Investors backing Hilton Hotels CEO's innovative worldwide expansion
By Jeannine DeFoe
Bloomberg News Service
BEVERLY HILLS, Calif. Hilton Hotels Corp. Chief Executive Stephen Bollenbach stood in front of dozens of employees in a New York Hilton ballroom in September and predicted the hotel industry would rebound in 12 weeks.
Bollenbach, 59, promised to keep from firing workers and is plowing ahead with plans to open 160 hotels this year. It was a bold strategy: Rivals Marriott International Inc. and Starwood Hotels & Resorts Worldwide Inc. were preparing thousands of job cuts and reducing development budgets.
If Bollenbach's plan to "manage for recovery," turns out right, the Beverly Hills, based hotel company will be in position to outperform peers once travel picks up. Otherwise, all the owner of New York's Waldorf-Astoria and Honolulu's Hilton Hawaiian Village will have to show for its efforts is a bloated cost structure, investors and analysts said.
"He'd be a hero, he'd be pounding his chest," said Mark Foster, chief investment officer at Kirr, Marbach & Co., which owns 578,000 Hilton shares. "It will certainly be a feather in his cap." If not, "then he'll have some questions to answer."
The Sept. 11 attacks, combined with a contracting economy, reduced business and leisure travel. Revenue per available room fell 6.7 percent for the industry in 2001, the biggest drop in 34 years, and will decline 0.2 percent this year, according to PricewaterhouseCoopers.
Hilton last week said fourth-quarter net income fell to $4 million, or 1 cent a share, from $64 million, or 17 cents, a year earlier. Revenue declined to $875 million from $662 million. Analysts expected the company to break even on a per-share basis, according to Thomson Financial/First Call.
So far, investors are backing Bollenbach. Hilton's shares are up 51 percent since September, topping Marriott's 22 percent gain and a rise of 49 percent in the shares of Starwood, which owns the Westin and Sheraton chains.
Hilton shares have room to move higher. The shares trade at eight times expected 2002 cash flow, while Marriott and Starwood are both at nine times, said Lehman Brothers analyst Joyce Minor.
"If Hilton can show consistency over the next couple of quarters, there's a possibility the gap narrows" between Hilton and Starwood and Marriott, said Minor, who rates Hilton "market perform" and Starwood and Marriott "strong buy."

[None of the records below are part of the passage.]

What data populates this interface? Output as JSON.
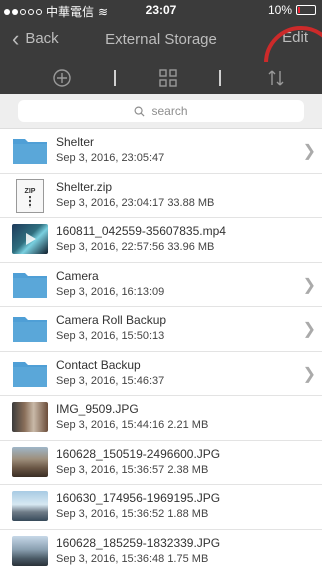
{
  "status": {
    "carrier": "中華電信",
    "time": "23:07",
    "battery": "10%",
    "battery_level": 0.1
  },
  "nav": {
    "back": "Back",
    "title": "External Storage",
    "edit": "Edit"
  },
  "toolbar": {
    "add_icon": "add-icon",
    "grid_icon": "grid-icon",
    "sort_icon": "sort-icon"
  },
  "search": {
    "placeholder": "search"
  },
  "colors": {
    "bar": "#3b3b3b",
    "folder": "#5aa7d9",
    "highlight_circle": "#cc2a2a"
  },
  "files": [
    {
      "name": "Shelter",
      "meta": "Sep 3, 2016, 23:05:47",
      "type": "folder",
      "chevron": true
    },
    {
      "name": "Shelter.zip",
      "meta": "Sep 3, 2016, 23:04:17  33.88 MB",
      "type": "zip",
      "chevron": false
    },
    {
      "name": "160811_042559-35607835.mp4",
      "meta": "Sep 3, 2016, 22:57:56  33.96 MB",
      "type": "video",
      "chevron": false
    },
    {
      "name": "Camera",
      "meta": "Sep 3, 2016, 16:13:09",
      "type": "folder",
      "chevron": true
    },
    {
      "name": "Camera Roll Backup",
      "meta": "Sep 3, 2016, 15:50:13",
      "type": "folder",
      "chevron": true
    },
    {
      "name": "Contact Backup",
      "meta": "Sep 3, 2016, 15:46:37",
      "type": "folder",
      "chevron": true
    },
    {
      "name": "IMG_9509.JPG",
      "meta": "Sep 3, 2016, 15:44:16  2.21 MB",
      "type": "photo",
      "chevron": false
    },
    {
      "name": "160628_150519-2496600.JPG",
      "meta": "Sep 3, 2016, 15:36:57  2.38 MB",
      "type": "photo",
      "chevron": false
    },
    {
      "name": "160630_174956-1969195.JPG",
      "meta": "Sep 3, 2016, 15:36:52  1.88 MB",
      "type": "photo",
      "chevron": false
    },
    {
      "name": "160628_185259-1832339.JPG",
      "meta": "Sep 3, 2016, 15:36:48  1.75 MB",
      "type": "photo",
      "chevron": false
    }
  ]
}
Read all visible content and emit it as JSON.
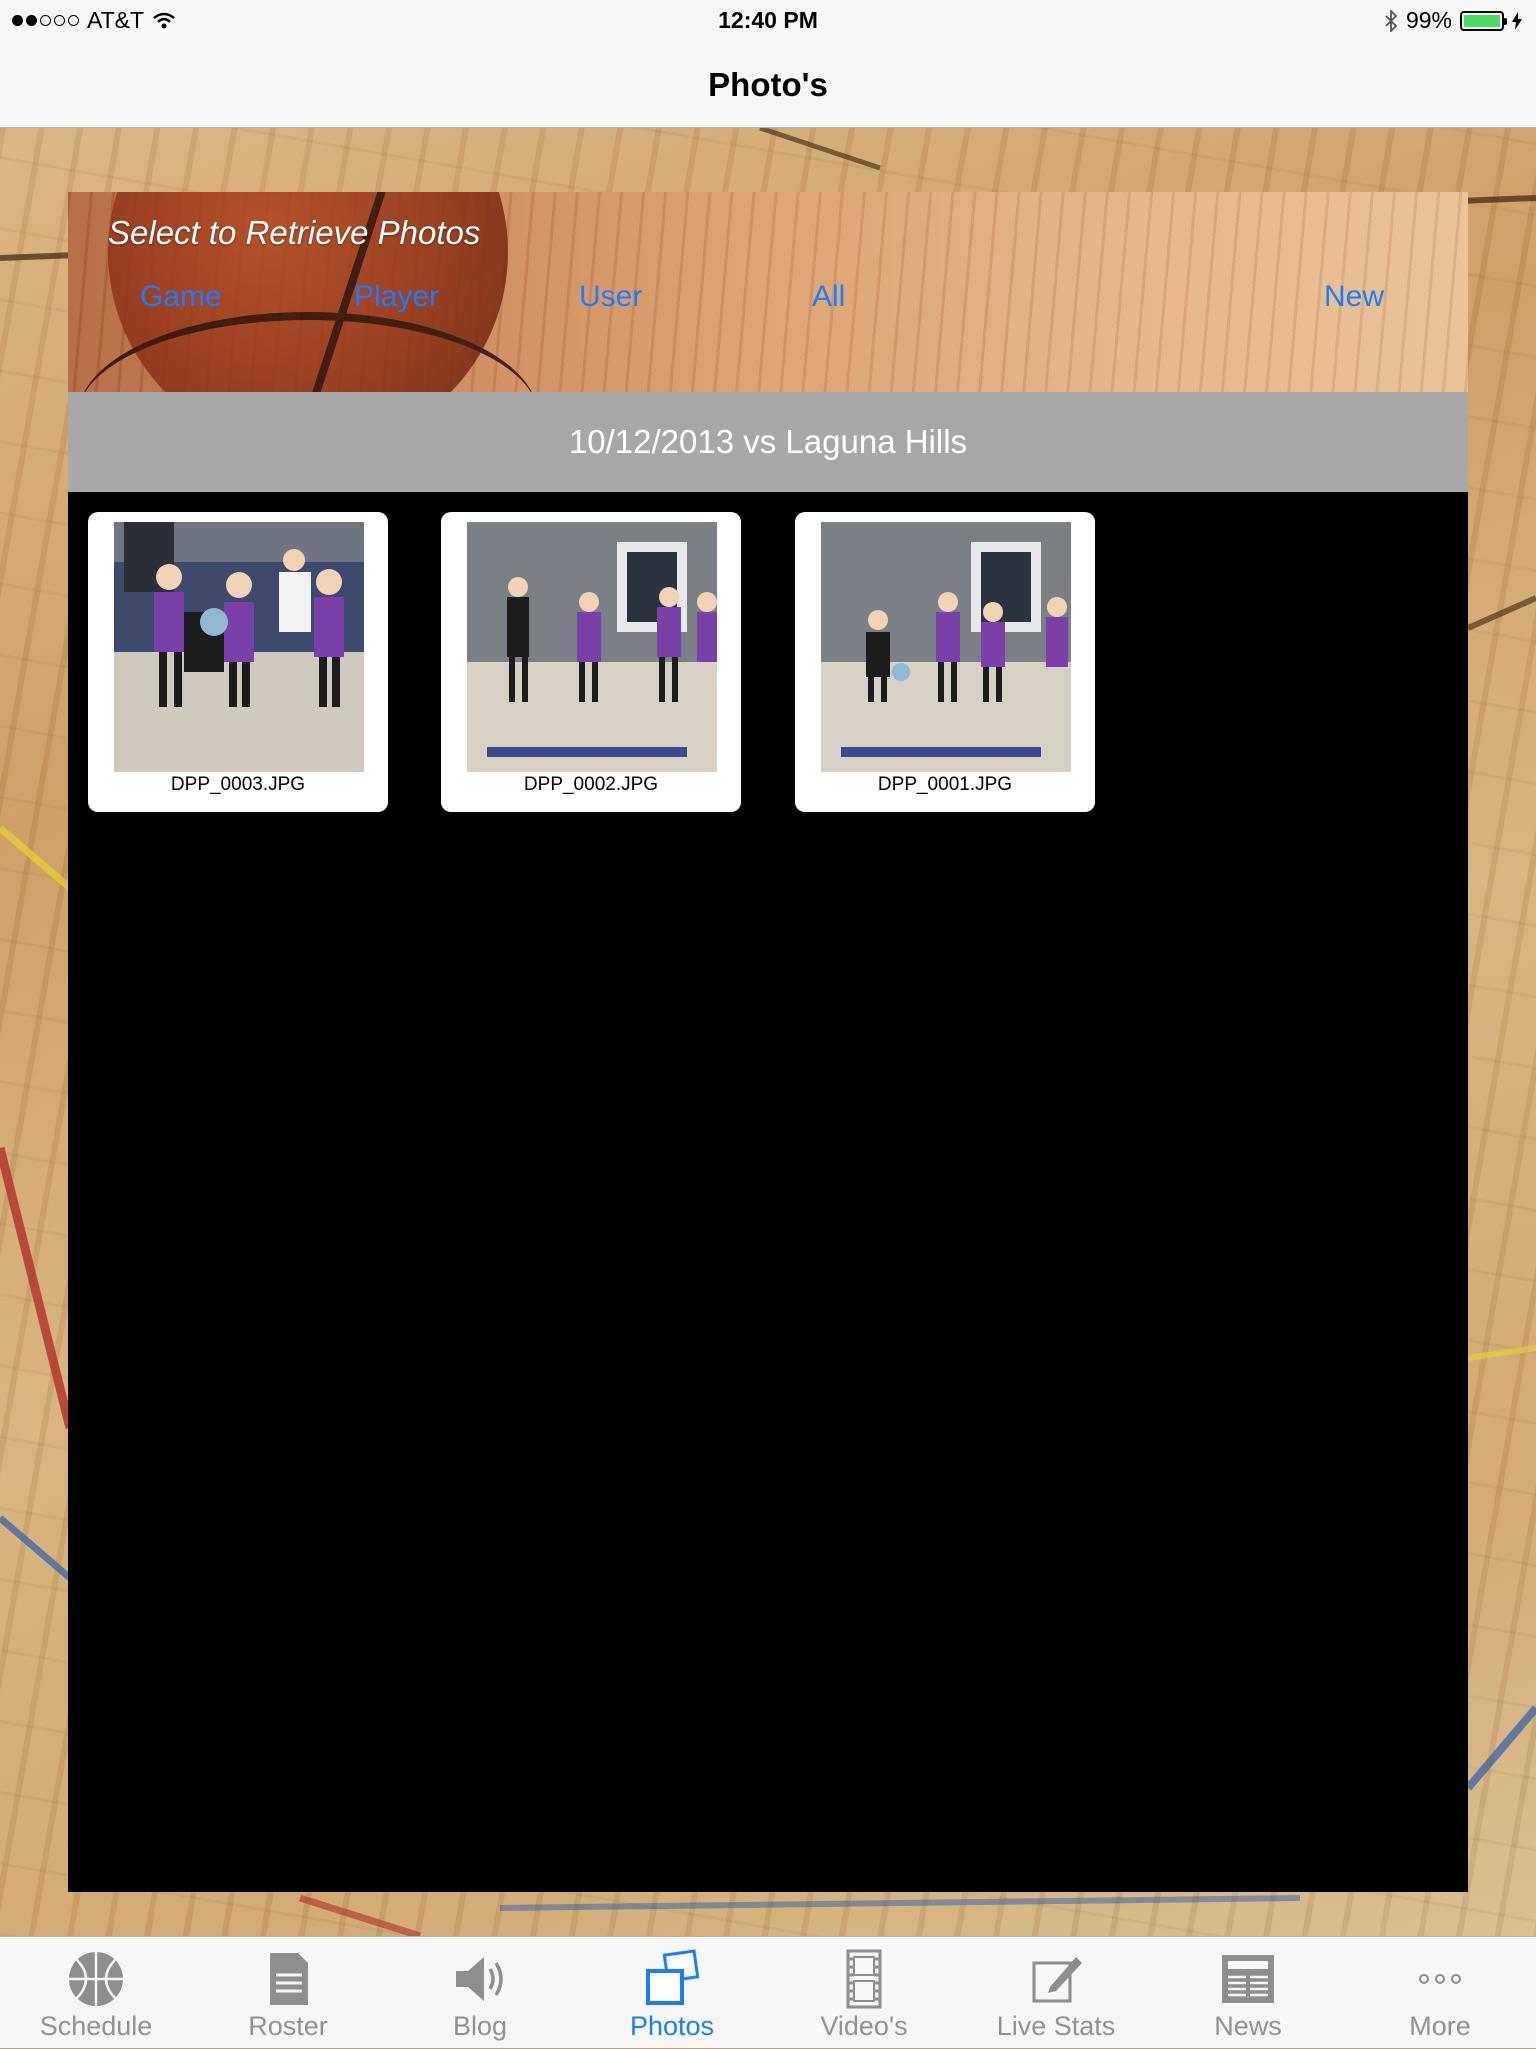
{
  "status_bar": {
    "carrier": "AT&T",
    "signal_bars_filled": 2,
    "signal_bars_total": 5,
    "time": "12:40 PM",
    "battery_percent": "99%",
    "battery_level": 0.99
  },
  "nav": {
    "title": "Photo's"
  },
  "filters": {
    "prompt": "Select to Retrieve Photos",
    "items": [
      {
        "label": "Game"
      },
      {
        "label": "Player"
      },
      {
        "label": "User"
      },
      {
        "label": "All"
      },
      {
        "label": "New"
      }
    ]
  },
  "game": {
    "title": "10/12/2013 vs Laguna Hills"
  },
  "photos": [
    {
      "filename": "DPP_0003.JPG"
    },
    {
      "filename": "DPP_0002.JPG"
    },
    {
      "filename": "DPP_0001.JPG"
    }
  ],
  "tabs": [
    {
      "label": "Schedule",
      "icon": "basketball-icon"
    },
    {
      "label": "Roster",
      "icon": "document-icon"
    },
    {
      "label": "Blog",
      "icon": "speaker-icon"
    },
    {
      "label": "Photos",
      "icon": "photos-icon",
      "active": true
    },
    {
      "label": "Video's",
      "icon": "film-icon"
    },
    {
      "label": "Live Stats",
      "icon": "edit-icon"
    },
    {
      "label": "News",
      "icon": "newspaper-icon"
    },
    {
      "label": "More",
      "icon": "more-icon"
    }
  ],
  "colors": {
    "accent": "#1a7dff",
    "tab_inactive": "#929292",
    "game_bar": "#a8a8a8",
    "panel": "#000000"
  }
}
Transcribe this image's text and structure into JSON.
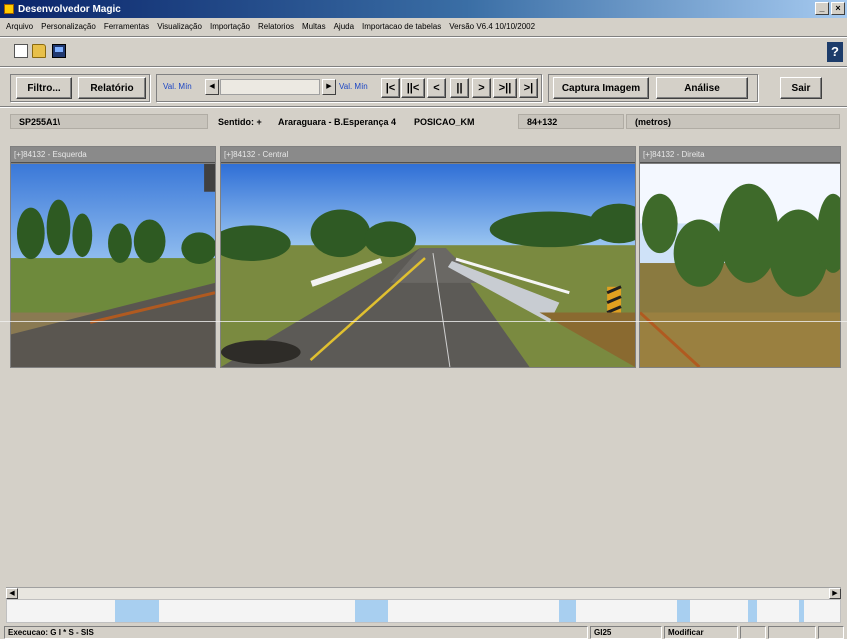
{
  "window": {
    "title": "Desenvolvedor Magic",
    "controls": [
      "_",
      "×"
    ]
  },
  "menu": [
    "Arquivo",
    "Personalização",
    "Ferramentas",
    "Visualização",
    "Importação",
    "Relatorios",
    "Multas",
    "Ajuda",
    "Importacao de tabelas",
    "Versão V6.4 10/10/2002"
  ],
  "toolbar": {
    "filtro": "Filtro...",
    "relatorio": "Relatório",
    "val_min_left": "Val. Mín",
    "val_min_right": "Val. Mín",
    "nav": [
      "|<",
      "||<",
      "<",
      "||",
      ">",
      ">||",
      ">|"
    ],
    "captura": "Captura Imagem",
    "analise": "Análise",
    "sair": "Sair",
    "icons": [
      "new-document-icon",
      "open-folder-icon",
      "computer-icon",
      "help-icon"
    ]
  },
  "info": {
    "rodovia": "SP255A1\\",
    "sentido": "Sentido: +",
    "trecho": "Araraguara - B.Esperança 4",
    "posicao_label": "POSICAO_KM",
    "posicao_value": "84+132",
    "unidade": "(metros)"
  },
  "panels": [
    {
      "label": "[+]84132 - Esquerda"
    },
    {
      "label": "[+]84132 - Central"
    },
    {
      "label": "[+]84132 - Direita"
    }
  ],
  "status": {
    "execucao": "Execucao: G I * S - SIS",
    "codigo": "GI25",
    "modo": "Modificar"
  },
  "colors": {
    "titlebar": "#0a246a",
    "timeline_segment": "#a8cff0",
    "label_blue": "#1a44c4"
  }
}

Bollenbach was out of the country and unavailable for comment, according to a spokesman. The company's chairman is Barron Hilton, son of company founder Conrad Hilton.
Bollenbach has managed through tough times before. As chief financial officer of hotel and casino company Holiday Corp. in the late 1980s, he fended off a hostile bid by developer Donald Trump. Trump was so impressed he hired Bollenbach, who then reached an agreement with Trump's creditors that let Trump avoid bankruptcy.
From there, he joined Marriott International Inc. and oversaw the company's split into a hotel management company and a real estate company. In May 1995, Bollenbach became chief financial officer of Walt Disney Co. He joined Hilton nine months later.
At Hilton, he has made the company less dependent on its urban properties like the Waldorf-Astoria and Palmer House in Chicago by acquiring more midpriced hotel chains such as Doubletree and Hampton Inn.
He also expanded the company's fee-based franchising operations, which aren't as susceptible to swings in the economy as owning hotels.
Hilton now gets about 65 percent of its earnings before interest, taxes, depreciation and amortization from its owned hotels, down from 85 percent in 1999, said spokesman Marc Grossman.
Bollenbach was paid $2.95 million in salary and bonus by Hilton in 2000, up from $1.06 million in 1999.
Some analysts said they believe the shares of Hilton and other hotel companies may still be overpriced.
"The rebound in demand for these companies will come with a rebound in corporate travel," said UBS Warburg analyst Keith Mills, who rates Hilton shares "hold." "We do not anticipate that happening until the end of this year."